When Mike Nichols bought the film rights to my novel Primary Colors, he said that what he liked most about the story was “there are no villains in it.” That was the way I saw it, too — a satiric look at a larger than life politician in the midst of the 1992 presidential campaign. Mike didn’t know that I had written it — I was still anonymous — and I’d never met him, but I felt safe. He wouldn’t turn the satire into burlesque. He would treat the characters with respect.

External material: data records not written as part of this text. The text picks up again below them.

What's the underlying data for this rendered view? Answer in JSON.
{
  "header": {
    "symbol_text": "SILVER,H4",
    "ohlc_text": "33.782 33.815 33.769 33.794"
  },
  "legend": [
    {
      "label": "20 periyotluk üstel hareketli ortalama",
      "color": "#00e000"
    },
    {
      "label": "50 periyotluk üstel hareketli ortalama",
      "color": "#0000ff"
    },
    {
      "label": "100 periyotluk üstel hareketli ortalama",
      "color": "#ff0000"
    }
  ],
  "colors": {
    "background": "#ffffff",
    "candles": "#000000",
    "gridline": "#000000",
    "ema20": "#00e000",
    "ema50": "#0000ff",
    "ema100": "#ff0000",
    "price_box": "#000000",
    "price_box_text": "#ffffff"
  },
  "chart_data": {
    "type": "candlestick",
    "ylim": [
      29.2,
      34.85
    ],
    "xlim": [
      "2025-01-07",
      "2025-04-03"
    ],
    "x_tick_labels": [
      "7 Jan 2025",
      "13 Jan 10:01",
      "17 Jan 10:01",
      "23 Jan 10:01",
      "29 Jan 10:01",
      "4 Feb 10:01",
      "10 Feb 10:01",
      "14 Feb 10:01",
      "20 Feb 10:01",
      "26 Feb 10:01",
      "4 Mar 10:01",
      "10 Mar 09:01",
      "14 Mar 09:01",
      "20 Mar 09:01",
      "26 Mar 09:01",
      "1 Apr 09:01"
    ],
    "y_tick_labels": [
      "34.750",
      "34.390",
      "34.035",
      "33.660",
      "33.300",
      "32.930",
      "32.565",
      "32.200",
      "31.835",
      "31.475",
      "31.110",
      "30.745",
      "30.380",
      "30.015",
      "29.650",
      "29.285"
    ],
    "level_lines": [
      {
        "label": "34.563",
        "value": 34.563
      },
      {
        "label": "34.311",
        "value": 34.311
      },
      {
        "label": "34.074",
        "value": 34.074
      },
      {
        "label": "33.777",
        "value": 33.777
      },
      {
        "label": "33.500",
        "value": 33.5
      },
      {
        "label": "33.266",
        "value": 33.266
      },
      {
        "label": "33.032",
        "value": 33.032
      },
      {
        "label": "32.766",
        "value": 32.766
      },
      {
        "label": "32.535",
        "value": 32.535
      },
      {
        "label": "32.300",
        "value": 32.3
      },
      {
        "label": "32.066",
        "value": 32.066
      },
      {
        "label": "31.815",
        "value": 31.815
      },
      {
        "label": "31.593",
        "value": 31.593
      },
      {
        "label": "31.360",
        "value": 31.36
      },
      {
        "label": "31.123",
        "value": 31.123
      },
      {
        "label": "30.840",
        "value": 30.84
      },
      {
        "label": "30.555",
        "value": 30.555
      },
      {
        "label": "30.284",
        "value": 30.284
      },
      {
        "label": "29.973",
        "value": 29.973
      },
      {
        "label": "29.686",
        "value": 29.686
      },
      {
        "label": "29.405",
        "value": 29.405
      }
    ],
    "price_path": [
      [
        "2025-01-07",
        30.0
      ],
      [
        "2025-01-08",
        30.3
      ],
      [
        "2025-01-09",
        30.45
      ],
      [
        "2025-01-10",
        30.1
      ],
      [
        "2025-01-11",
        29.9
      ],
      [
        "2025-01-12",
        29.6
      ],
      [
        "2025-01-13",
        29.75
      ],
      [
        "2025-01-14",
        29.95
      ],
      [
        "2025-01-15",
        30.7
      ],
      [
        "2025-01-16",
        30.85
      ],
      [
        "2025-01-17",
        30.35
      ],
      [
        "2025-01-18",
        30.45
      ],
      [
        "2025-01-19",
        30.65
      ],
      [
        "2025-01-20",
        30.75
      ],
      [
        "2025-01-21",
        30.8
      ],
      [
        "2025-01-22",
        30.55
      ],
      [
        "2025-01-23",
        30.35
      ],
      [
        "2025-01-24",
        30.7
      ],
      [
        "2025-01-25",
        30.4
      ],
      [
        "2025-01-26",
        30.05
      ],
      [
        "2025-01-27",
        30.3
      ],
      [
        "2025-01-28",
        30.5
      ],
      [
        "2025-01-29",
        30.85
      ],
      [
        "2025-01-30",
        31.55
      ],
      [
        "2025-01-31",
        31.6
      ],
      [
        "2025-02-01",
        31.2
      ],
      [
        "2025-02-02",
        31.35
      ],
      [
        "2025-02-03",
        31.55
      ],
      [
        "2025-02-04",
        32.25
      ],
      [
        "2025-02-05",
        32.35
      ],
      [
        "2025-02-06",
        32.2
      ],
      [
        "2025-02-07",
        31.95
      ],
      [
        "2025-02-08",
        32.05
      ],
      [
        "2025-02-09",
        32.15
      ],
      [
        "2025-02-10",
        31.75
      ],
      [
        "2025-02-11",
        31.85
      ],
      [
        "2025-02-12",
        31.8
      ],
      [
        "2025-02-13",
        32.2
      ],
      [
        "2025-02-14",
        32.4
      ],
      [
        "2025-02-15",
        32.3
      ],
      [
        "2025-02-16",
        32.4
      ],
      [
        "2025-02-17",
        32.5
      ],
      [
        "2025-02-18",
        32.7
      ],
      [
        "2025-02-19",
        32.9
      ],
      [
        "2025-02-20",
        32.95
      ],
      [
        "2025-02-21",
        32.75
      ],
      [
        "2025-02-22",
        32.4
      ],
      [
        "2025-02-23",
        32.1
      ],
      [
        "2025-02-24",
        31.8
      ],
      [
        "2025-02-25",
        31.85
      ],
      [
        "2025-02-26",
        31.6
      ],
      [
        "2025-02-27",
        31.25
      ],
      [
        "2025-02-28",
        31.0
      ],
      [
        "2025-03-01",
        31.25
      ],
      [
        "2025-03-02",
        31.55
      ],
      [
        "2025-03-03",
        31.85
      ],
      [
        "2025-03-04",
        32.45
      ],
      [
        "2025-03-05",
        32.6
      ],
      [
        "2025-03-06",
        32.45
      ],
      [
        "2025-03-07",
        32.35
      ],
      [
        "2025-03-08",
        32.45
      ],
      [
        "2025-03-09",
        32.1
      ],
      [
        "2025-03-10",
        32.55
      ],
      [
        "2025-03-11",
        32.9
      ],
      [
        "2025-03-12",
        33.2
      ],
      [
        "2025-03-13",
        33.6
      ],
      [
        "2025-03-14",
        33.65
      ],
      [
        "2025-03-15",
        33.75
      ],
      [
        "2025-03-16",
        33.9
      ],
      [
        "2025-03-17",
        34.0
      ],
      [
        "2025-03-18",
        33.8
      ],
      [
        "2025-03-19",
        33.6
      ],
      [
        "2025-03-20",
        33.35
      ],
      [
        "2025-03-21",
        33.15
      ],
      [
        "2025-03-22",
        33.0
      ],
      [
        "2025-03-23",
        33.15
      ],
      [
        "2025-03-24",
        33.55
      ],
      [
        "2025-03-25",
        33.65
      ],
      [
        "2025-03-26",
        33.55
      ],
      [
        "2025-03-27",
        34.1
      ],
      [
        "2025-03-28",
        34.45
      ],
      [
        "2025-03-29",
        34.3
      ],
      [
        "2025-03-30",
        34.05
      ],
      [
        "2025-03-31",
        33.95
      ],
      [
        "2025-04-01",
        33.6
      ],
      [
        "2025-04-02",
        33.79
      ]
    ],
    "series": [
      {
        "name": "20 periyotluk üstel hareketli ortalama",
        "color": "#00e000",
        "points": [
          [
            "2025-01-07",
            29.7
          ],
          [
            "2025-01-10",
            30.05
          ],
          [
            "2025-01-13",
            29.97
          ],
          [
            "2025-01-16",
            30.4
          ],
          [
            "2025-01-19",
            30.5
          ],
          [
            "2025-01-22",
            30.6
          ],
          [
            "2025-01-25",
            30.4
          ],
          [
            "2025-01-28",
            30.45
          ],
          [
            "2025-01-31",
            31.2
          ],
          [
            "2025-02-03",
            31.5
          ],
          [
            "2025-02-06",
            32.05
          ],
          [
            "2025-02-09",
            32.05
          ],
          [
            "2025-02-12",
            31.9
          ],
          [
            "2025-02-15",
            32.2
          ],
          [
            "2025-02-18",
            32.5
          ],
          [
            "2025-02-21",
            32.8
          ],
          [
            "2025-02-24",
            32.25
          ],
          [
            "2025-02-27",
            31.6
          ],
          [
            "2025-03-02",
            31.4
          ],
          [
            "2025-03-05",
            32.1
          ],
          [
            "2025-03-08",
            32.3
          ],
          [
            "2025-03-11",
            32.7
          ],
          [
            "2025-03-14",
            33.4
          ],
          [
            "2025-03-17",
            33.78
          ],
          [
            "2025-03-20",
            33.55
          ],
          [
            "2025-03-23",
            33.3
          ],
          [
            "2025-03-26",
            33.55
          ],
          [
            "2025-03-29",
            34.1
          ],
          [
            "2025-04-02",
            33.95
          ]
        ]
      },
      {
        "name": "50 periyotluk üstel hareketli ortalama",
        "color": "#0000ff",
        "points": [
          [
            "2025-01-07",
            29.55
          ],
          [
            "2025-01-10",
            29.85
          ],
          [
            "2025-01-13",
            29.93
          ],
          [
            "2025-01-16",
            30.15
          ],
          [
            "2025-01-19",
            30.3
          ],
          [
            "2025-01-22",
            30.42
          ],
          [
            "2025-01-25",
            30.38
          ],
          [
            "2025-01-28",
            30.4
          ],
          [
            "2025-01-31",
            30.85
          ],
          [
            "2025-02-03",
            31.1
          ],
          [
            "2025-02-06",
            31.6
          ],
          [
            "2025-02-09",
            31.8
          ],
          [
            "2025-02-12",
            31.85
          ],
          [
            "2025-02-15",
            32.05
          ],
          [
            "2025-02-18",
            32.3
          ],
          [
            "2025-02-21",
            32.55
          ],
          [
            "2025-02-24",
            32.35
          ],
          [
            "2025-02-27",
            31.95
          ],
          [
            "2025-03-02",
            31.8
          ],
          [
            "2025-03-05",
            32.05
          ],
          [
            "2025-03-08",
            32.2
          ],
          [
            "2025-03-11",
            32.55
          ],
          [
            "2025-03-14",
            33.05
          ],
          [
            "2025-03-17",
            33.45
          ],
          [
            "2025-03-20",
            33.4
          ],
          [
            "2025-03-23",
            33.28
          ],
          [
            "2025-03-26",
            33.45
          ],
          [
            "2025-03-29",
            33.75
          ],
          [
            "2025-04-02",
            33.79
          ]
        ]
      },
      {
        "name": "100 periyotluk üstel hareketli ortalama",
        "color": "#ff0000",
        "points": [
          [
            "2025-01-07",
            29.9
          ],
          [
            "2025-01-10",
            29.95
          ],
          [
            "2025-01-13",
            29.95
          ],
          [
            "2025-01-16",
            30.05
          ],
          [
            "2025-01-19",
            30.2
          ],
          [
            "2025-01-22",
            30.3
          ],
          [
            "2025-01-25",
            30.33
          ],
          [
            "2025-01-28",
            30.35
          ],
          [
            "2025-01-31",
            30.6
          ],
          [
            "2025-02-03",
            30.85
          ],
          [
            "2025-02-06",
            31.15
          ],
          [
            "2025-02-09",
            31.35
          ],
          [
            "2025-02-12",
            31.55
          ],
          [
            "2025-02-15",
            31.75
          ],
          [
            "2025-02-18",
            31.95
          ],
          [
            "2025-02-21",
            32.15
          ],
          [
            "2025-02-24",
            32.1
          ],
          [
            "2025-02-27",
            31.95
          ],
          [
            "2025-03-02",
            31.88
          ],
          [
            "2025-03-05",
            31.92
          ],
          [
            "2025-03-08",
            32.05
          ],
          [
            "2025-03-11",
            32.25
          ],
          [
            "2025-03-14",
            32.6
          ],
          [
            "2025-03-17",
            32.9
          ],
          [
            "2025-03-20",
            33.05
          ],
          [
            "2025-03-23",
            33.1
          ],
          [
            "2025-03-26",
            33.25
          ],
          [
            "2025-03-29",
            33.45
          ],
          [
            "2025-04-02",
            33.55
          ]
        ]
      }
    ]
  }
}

The project turned out to be something of a disappointment for him. A good part of the book’s sexiness was wrapped in the mystery of the author’s identity, and when I was outed, the mystery was solved. But Mike gave it all the charm and intelligence he could muster, which was limitless. One day on the set, he and Emma Thompson — another class act — started talking about how various stage actors apply their talents to the art of the bow. Within minutes, they were demonstrating. They took turns, hilariously, tiptoeing and dashing onto the stage, bold and shy, tearful and arrogant and brilliant. You love me? I’m so flattered. Amazed. Shocked. Well, of course, you love me. You damn well better love me, after what I just did for you. (I’m touched that you love me, anyway.)
Mike’s world was like that. The observations were always acute, the intelligence was there to delight, not to dominate. He was relentlessly gracious, clever and generous. There was no pretense or edge to him. We took several long plane trips together, with our wives. He was incredibly generous, bringing us along for the ride when Primary Colors was chosen to open the Cannes Film Festival. The conversation was as good as it gets, not just showbiz stories, but serious ramblings about books and theater and psychology, and the inherent awkwardness of journalism. And wordplay, sly and delectable, always. There was a benign magic to his presence; even when the plane landed, our feet hardly touched the ground.